Belarusian singer Nasta Niakrasava performs Jacek Kaczmarski’s “Mury” (Walls) with the accompaniment of Jacek Kleyff. Translated into Belarusian by Andrei Khadanovich, the legendary song of the Catalan singer Lluis Llach “L’Estac”, became an opposition anthem before the presidential elections in Belarus.
The scale of the newly-announced report by the EC on the state of the rule of law in the EU is not commensurate with the size of the problem. The same is true of the current version of the draft legislation on introducing a mechanism for defending the rule of law – write Szymon Ananicz and Piotr Buras.
European civil society has played an unprecedented role in mitigating the impact of Covid-19 in EU member states. Yet the European Commission proposed to reduce budget for CSOs in the new MFF Rights and Values programme.
Szymon Ananicz from ideaForum and Alberto Alemanno call for European Commission to increase the budget for civil society.
The Open Society Institute – Sofia Foundation launches a call for proposals by civil society organisations seeking to support the inclusion of so far marginalized and excluded groups and communities to address climate justice issues in the countries of Central Eastern Europe.
All of Poland is applauding healthcare workers for their heroism and backbreaking work – they are heroes of our time. Yet, for the authorities, they are only heroes as long as they do not question official statements. If they do, they become seen as disloyal workers – writes Marcin Waszak.
On 26 June the Batory Foundation Council at its annual meeting elected Batory Foundation Board for the new two-years term (2020-2022). The Council elected Edwin Bendyk as a new Chair of the Board and Prof. Andrzej Rychard as a new Chair of the Council.
The signatories to this letter call on all public authorities and institutions to protect those who report or expose the harms, abuses and serious wrongdoing that arise during this period of crisis caused by the COVID-19 pandemic.
Along with European Civic Forum and many other CSO we sign an open letter to the President of the European Commission, members of the European Parliament, President of the European Council and members of the Gov. of EU Member States.
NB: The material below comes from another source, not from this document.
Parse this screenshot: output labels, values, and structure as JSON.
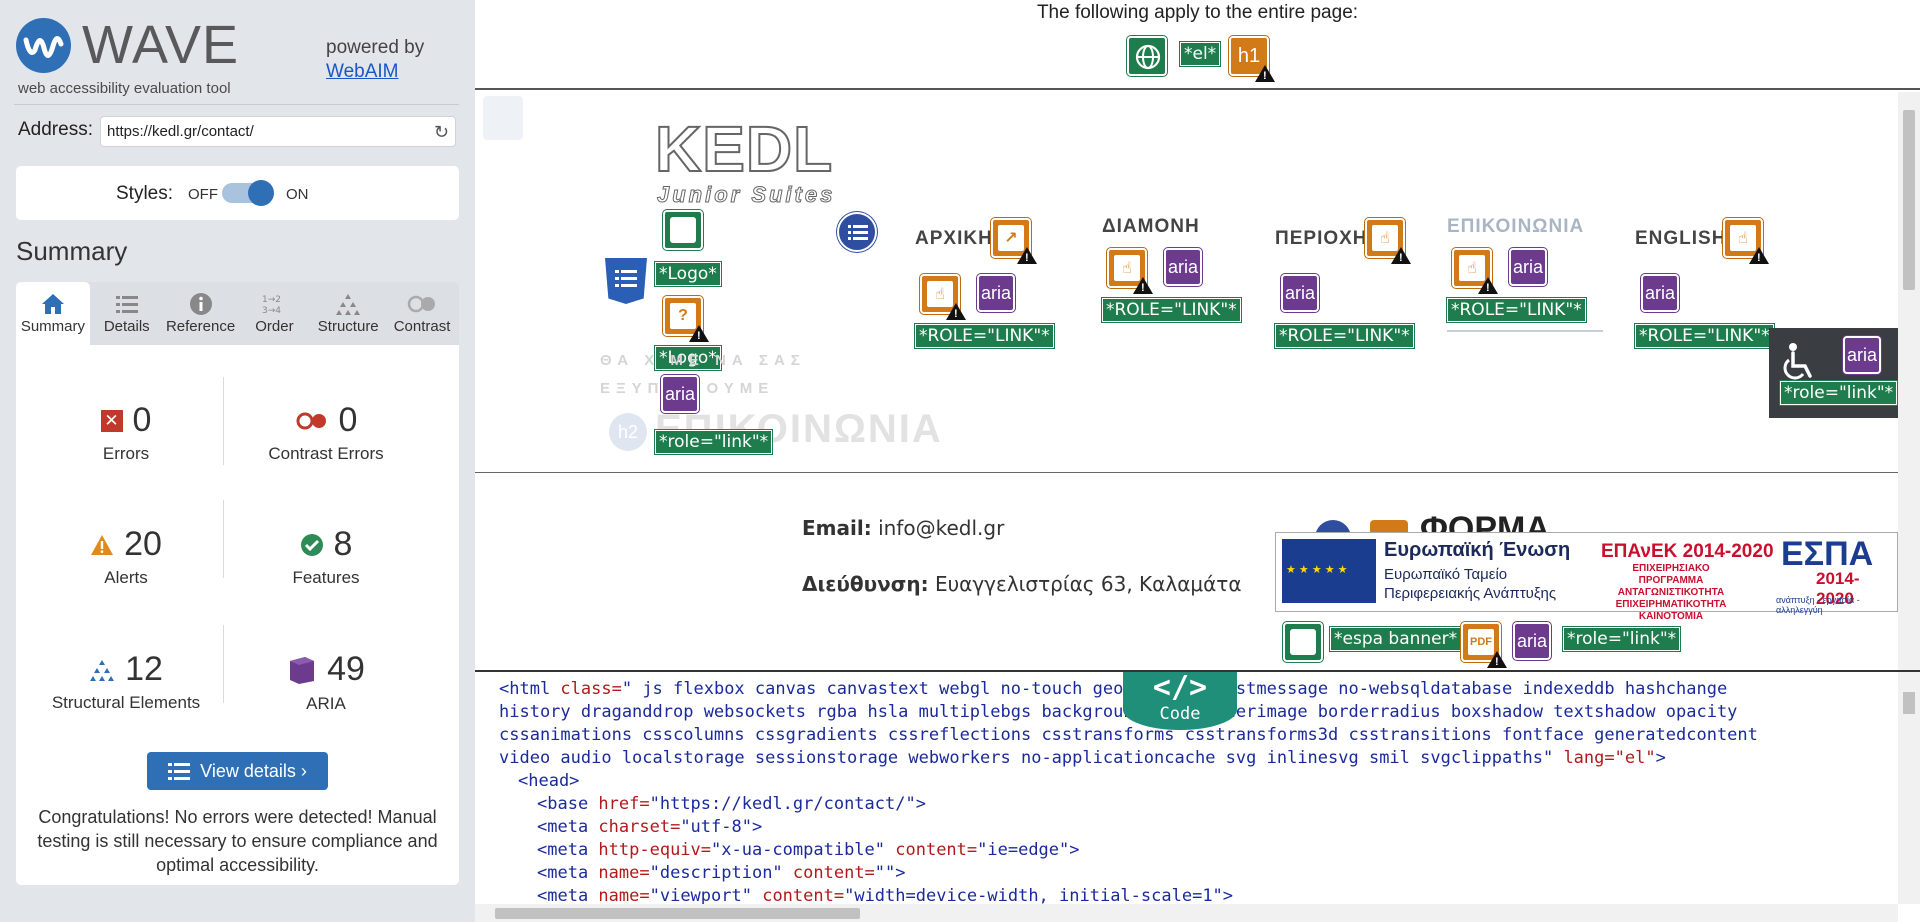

As representatives of non-governmental organisations and scholars specialising in matters relating to the rule of law and the protection of human rights, we write this open letter so as to urge you to take immediate steps to stop the rapidly increasing legal chaos in Poland.
We present a legal opinion prepared by professor Piotr Bogdanowicz about the consequences of the landmark ruling of the Court of Justice of the EU on the Poland’s National Council of the Judiciary and the Disciplinary Chamber of the Supreme Court.
Lawyers of civil society group #FreeCourts Initiative comment of the current state of Rule of Law and recommend further intensive action by the European Union to provide judical protection. The most effective instrument has proved to be the EC’s complaint to the CJEU together with a request for an interim measure.
At a time when Polish politicians disagree about almost everything, one subject is hardly discussed at all: policy towards Russia. We present the analysys by Katarzyna Pełczyńska-Nałęcz from forumIdei.
Dorota Setniewska from the NGO Klon/Jawor Association, a leading partner in Civitates: a new set up aimed at boosting the presence of civil society organizations in Poland, explains what has changed in recent years.
Ahead of negotiations of multiannual EU budget, the Batory Foundation initiates an advocacy campaign to increase EU funding for civil society organisations which promote and protect European values within the EU.
Instances of propaganda, picture and voice manipulation, false and fake news and hate speech were recorded during the monitoring of the main news programme of Polish public TV “Wiadomości”.
Along with 75 organisations we sign an open letter to urge the EU Council to adopt the Parliament’s position on reporting channels.